I've been in the market for a number of years by now and have done reasonably well without ever having used the tech analysis approach. That's because - (a) I don't know how to work TA and - (b) I have always considered TA to be an agreed approach whereby investors acted in unison by following the prescribed interpretations of the charts. A bit like traffic lights. However, I have no doubts that the method does work because there are many TA practitioners who do get good results. Sometime back a thought crossed my mind that if TA can work for individual stocks - why can't a program using TA be written to automatically select stocks which will appreciate in value? For all I know there may be a number of such programs already in use but, I thought, it would be one hell of a challenge to write another one. But I'd have to do it my way.
The reason why I had to do it my way is because I have no idea how commercial stock market programs work. I soon found that writing this program wasn't exactly a walk in the park but, after a lot of time and lots of effort, I am now seeing a light at the end of the tunnel. About a month back I started running tests to establish if and how my approach performs and am happy to say that at this stage the results are encouraging being better than bank interest by a factor or two.
To test my theories I run two systems, one processing the latest data whilst the other one is running data which is several months old. This second system has selection parameters built in enabling it to identify those stocks which are likely to go up. At the end of each market day's run I "buy" exactly $1,000 worth of every share that was selected this giving me the numbers of every share "bought". I then display all these stocks using charts that are current, and use the current prices to get the final values.
I started running tests using data as from 07/08/06 and processed every market day, the last one being 24/11/06 - a total of 80 trading days. The runs were terminated progressively starting from 06/02/07 and finishing on 16/02/07. The results are as follows -
Number of shares selected 275
Amount "invested" $275,000
Amount "returned" $371,812
Amount "gained" $96,812
% "Gained" 35.2%
Six shares more than doubled in value and four shares lost more than 40%. Overall 64 shares returned losses whilst 211 shares returned gains. On an average there were 3.4 selections per day. More stocks per day were selected in the August-September period than in the October-November period. Also, gains were lower in the latter period, possibly due to the reduction in run time.
Of course I am ignoring brokerages and CGT.
There were a couple of unexpected results -

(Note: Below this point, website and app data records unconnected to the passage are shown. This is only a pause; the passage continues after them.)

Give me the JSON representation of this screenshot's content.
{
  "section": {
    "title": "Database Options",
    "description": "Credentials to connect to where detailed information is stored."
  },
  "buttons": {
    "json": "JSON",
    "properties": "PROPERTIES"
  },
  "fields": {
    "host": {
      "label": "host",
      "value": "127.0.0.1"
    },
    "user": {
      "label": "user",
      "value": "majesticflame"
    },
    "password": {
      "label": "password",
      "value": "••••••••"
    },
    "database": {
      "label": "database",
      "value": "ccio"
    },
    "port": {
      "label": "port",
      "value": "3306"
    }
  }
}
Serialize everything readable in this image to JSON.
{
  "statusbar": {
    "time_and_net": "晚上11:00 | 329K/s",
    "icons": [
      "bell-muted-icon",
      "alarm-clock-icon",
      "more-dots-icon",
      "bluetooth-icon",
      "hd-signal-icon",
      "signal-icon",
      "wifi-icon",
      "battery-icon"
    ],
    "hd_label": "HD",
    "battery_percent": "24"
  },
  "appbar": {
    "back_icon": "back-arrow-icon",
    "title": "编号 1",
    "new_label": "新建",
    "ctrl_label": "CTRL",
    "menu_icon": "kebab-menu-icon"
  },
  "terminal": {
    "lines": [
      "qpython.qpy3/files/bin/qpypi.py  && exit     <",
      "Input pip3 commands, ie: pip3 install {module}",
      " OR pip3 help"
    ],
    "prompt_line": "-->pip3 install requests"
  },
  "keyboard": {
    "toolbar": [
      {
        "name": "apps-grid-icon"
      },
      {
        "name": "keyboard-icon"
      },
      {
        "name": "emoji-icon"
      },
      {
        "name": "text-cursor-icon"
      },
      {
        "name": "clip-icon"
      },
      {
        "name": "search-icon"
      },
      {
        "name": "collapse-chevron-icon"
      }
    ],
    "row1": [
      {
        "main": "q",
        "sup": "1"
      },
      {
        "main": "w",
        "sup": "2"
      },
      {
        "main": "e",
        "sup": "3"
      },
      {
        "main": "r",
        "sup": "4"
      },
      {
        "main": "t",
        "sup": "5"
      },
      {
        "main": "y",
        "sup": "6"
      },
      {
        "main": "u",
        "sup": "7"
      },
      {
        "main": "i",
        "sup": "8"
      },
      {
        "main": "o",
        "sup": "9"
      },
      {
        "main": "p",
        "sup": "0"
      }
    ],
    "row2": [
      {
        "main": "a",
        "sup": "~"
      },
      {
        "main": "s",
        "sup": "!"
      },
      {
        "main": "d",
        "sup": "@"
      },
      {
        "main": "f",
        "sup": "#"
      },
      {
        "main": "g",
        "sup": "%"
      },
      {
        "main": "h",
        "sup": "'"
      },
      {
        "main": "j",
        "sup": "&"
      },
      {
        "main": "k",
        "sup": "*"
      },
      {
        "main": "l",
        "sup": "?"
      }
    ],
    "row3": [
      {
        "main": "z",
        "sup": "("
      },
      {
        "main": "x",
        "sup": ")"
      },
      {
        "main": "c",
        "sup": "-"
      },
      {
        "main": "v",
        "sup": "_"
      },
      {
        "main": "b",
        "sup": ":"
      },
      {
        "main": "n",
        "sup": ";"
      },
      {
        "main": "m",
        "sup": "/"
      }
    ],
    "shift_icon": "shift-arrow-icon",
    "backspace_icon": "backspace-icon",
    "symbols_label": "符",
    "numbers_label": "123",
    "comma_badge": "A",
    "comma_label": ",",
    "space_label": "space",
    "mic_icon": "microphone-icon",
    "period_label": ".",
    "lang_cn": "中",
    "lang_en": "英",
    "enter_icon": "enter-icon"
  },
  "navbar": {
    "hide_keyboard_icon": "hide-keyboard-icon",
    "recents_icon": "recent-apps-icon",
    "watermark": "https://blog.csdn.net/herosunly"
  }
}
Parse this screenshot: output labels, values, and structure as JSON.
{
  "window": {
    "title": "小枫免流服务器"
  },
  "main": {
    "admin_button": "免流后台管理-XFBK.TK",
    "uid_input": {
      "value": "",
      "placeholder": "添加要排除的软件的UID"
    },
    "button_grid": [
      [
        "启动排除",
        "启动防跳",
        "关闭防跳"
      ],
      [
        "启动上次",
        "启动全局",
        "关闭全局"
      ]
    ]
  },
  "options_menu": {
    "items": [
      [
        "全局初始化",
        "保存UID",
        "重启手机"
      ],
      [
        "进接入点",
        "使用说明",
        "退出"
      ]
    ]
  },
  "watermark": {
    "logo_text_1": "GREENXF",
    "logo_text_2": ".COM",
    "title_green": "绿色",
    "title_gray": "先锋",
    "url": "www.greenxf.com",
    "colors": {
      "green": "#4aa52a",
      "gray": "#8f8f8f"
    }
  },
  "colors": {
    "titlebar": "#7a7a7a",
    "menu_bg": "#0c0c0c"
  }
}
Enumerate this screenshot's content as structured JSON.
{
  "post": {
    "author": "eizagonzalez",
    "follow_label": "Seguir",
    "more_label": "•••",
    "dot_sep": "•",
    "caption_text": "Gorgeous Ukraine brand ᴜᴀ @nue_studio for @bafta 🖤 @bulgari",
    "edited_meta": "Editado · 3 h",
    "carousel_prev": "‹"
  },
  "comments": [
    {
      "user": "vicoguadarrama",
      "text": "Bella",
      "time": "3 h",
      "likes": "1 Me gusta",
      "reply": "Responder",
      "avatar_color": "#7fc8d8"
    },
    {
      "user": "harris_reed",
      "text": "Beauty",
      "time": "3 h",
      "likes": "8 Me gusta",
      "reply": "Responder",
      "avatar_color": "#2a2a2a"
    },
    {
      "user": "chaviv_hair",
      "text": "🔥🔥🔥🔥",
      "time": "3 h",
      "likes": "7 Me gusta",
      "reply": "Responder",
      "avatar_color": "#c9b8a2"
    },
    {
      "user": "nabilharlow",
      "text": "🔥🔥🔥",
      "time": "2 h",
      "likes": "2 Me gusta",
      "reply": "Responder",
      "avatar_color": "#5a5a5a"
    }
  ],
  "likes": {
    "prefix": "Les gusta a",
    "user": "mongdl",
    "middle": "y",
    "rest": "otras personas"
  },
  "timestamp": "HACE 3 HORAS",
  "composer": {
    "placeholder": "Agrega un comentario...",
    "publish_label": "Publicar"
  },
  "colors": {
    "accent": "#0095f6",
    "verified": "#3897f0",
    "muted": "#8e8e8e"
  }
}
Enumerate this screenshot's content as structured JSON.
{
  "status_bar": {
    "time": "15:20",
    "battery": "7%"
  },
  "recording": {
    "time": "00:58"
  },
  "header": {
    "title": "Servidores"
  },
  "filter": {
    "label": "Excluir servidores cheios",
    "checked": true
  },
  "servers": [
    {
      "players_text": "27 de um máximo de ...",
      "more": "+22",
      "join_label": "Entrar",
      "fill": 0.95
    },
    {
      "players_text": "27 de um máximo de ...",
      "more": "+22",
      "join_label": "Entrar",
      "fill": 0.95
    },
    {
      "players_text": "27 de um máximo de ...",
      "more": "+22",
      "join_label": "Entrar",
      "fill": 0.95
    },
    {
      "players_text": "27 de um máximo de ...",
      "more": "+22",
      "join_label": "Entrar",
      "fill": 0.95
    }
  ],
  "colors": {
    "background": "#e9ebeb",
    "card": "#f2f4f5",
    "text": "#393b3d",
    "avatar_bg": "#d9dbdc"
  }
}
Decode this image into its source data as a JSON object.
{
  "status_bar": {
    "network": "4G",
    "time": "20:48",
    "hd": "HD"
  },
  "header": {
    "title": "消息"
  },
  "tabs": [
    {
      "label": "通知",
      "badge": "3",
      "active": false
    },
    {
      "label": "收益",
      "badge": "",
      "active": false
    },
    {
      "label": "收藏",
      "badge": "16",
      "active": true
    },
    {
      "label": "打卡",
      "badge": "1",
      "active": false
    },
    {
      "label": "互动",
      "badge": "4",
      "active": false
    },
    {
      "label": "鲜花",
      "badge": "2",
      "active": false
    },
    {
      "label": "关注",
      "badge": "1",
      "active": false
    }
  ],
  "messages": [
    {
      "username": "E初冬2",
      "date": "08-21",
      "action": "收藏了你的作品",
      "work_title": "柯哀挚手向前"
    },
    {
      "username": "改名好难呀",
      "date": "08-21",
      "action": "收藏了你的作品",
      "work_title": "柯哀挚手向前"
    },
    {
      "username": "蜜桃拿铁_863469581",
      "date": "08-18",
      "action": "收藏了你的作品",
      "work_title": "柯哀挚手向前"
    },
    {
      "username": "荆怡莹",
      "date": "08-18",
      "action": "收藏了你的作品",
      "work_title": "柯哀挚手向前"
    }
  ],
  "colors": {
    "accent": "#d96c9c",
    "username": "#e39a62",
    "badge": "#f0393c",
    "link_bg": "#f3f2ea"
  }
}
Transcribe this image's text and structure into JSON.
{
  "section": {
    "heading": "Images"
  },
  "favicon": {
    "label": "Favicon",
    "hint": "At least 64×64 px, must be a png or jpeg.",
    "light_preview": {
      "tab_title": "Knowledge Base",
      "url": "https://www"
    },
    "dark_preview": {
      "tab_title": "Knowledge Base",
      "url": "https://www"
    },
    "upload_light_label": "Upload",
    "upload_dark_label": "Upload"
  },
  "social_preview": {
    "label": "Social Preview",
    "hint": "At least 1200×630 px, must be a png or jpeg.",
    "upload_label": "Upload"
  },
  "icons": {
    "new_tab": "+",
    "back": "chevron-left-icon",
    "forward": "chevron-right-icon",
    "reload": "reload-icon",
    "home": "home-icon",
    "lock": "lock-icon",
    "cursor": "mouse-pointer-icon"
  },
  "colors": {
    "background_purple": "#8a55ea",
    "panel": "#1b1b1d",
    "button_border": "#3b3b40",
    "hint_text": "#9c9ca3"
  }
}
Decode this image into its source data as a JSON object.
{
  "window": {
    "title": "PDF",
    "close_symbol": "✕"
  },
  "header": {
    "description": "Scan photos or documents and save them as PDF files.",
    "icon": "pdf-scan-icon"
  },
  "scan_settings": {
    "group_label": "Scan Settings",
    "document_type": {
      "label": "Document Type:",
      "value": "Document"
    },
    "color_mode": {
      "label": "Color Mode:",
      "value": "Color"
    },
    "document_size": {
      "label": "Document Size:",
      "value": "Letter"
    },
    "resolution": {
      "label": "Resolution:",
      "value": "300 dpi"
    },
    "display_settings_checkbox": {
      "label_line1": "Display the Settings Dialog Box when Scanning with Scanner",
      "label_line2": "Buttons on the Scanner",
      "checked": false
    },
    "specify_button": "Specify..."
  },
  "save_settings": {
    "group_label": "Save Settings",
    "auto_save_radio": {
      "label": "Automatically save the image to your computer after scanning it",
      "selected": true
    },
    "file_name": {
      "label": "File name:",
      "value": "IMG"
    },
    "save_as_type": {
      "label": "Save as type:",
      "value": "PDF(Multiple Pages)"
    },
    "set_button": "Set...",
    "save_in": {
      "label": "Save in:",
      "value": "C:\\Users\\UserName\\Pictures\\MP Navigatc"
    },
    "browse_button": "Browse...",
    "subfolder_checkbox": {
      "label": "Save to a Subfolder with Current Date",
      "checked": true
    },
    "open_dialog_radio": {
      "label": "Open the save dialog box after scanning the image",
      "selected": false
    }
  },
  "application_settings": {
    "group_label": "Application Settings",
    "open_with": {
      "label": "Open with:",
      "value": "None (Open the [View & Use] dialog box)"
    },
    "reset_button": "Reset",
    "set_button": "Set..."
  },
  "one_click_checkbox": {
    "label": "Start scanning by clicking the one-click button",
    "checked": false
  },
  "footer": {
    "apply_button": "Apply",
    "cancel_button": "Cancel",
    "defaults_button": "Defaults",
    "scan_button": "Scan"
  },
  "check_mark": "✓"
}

1. I expected to see best gains from stocks that had dropped down to the bottom third of their annual price range. That wasn't the case. Best gains came from stocks that were in the top third of their annual price range. Very few came from the bottom range or even the middle range. This could be due to the parameters used in the selection filter.
2. If I was monitoring these stocks from the day they were "bought", the final result wouldn't have been as good. This is because I'd have sold a lot of them on the first significant dip. As it was they dipped and corrected and came up with reasonable final results.
At this stage I believe that better results are possible by doing some vetting of the selected stocks before "buying" them. Some improvement can be gained by modifying the selection filter, though this will require some deep thinking. Also, this program was written using only the daily closing prices without giving any consideration to volumes, except for rejecting all stocks whose annual daily average of shares traded was below 100k. I had looked at volumes but so far haven't been able to recognise any consistent patterns which I could use in this program. Certainly a possibility in the future.
I am looking forward to receiving some comments.